## [PROBLEM TO SOLVE]
Lines with "true" in the entries below: count them and reply with the number alone.

## [SOURCE DATA]
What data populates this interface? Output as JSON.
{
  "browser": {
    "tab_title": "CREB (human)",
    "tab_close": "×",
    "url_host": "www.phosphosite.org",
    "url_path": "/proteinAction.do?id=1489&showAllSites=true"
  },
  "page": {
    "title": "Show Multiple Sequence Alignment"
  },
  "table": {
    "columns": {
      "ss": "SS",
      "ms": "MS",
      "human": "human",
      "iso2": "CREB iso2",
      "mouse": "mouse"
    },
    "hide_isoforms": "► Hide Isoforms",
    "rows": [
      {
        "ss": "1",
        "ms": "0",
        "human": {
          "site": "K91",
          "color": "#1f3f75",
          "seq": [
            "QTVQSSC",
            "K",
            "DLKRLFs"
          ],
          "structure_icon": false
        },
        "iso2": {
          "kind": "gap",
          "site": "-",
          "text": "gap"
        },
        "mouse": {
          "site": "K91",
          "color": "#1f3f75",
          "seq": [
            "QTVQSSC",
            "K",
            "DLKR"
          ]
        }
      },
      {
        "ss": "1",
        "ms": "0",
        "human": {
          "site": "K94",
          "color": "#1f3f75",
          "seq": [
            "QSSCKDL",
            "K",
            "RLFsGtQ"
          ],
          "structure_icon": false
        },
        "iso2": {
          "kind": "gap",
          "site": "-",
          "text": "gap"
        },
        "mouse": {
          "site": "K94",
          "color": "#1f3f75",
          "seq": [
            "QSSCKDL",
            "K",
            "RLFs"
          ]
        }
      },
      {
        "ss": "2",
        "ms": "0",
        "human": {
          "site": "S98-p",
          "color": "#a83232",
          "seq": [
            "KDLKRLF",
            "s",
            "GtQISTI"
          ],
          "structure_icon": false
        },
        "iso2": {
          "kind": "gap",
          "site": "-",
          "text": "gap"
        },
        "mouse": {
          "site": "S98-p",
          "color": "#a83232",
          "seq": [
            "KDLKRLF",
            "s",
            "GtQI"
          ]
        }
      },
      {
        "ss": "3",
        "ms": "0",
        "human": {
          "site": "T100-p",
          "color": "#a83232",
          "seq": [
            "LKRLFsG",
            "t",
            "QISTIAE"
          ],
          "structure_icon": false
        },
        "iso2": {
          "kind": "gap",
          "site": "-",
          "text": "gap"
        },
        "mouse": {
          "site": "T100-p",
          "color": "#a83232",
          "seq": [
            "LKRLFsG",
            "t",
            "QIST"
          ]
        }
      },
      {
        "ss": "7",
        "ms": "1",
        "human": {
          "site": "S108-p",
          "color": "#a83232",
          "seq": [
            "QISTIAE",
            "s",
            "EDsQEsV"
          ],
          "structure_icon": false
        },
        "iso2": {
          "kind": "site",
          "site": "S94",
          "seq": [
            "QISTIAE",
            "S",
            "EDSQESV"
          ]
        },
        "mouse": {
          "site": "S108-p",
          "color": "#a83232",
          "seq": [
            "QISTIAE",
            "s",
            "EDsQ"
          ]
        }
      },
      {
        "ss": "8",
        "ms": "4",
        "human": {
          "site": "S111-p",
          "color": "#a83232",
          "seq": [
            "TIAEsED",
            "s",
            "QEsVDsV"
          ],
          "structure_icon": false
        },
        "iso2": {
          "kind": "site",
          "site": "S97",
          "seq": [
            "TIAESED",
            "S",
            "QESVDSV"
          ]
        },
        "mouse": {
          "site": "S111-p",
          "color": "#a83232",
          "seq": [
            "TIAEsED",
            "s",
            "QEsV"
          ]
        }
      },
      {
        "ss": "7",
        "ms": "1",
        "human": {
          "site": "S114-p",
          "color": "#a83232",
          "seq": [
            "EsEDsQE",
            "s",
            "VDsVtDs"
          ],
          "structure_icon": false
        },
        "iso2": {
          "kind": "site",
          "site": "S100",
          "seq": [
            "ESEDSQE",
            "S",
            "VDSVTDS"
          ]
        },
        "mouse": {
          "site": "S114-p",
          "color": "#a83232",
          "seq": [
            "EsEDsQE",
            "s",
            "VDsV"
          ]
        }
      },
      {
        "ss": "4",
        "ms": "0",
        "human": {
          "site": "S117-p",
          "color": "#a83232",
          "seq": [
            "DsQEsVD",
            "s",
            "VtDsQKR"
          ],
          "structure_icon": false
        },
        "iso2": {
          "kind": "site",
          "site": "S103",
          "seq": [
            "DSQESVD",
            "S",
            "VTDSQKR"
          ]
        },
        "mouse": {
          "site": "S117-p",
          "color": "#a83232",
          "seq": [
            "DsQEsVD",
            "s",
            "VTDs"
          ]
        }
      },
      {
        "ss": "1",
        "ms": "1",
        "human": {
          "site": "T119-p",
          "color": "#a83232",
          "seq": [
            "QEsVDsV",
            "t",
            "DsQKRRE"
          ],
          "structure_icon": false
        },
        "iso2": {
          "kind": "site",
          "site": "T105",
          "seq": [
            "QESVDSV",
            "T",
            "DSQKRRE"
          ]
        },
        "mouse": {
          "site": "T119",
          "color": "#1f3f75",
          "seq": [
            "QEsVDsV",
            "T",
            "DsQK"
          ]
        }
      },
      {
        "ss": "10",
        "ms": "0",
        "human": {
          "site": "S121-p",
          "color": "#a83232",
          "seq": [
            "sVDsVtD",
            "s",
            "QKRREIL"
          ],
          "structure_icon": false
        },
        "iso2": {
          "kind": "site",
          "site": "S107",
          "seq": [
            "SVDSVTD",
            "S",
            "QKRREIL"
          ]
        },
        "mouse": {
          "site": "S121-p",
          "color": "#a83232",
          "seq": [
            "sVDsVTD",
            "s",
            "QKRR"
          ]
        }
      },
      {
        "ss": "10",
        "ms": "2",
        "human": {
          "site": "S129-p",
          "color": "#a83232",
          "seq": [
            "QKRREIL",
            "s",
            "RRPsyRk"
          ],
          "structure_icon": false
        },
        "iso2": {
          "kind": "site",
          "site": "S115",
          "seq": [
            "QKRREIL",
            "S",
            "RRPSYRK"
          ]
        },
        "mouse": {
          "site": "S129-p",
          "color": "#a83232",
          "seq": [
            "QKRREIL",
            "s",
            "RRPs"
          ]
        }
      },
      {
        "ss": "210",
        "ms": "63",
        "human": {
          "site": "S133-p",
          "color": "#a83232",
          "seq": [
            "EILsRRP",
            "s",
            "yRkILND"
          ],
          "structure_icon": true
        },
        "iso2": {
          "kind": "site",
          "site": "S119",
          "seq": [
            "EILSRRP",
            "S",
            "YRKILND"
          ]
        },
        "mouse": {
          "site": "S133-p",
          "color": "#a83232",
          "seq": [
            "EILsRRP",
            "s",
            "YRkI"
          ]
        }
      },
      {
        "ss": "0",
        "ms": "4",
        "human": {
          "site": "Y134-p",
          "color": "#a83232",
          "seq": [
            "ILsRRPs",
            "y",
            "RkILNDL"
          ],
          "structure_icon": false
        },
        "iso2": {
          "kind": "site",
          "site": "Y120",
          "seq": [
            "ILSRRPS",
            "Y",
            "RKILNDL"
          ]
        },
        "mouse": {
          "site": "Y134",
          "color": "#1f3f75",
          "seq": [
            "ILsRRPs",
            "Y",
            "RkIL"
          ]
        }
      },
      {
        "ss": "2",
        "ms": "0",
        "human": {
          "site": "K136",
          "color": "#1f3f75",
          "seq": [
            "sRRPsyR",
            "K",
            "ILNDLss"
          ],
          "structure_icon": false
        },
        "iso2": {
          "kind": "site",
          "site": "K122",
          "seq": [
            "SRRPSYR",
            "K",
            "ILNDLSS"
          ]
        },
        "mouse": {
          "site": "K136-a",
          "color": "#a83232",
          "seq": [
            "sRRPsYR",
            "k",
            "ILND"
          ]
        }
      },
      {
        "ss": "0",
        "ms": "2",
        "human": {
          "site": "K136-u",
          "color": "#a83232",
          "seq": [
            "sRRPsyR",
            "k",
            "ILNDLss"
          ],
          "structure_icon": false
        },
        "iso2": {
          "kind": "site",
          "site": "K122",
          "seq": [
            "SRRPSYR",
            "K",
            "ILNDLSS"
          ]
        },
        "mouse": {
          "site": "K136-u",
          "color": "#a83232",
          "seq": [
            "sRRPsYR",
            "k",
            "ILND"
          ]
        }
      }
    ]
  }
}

## [EXERCISE RESPONSE]
2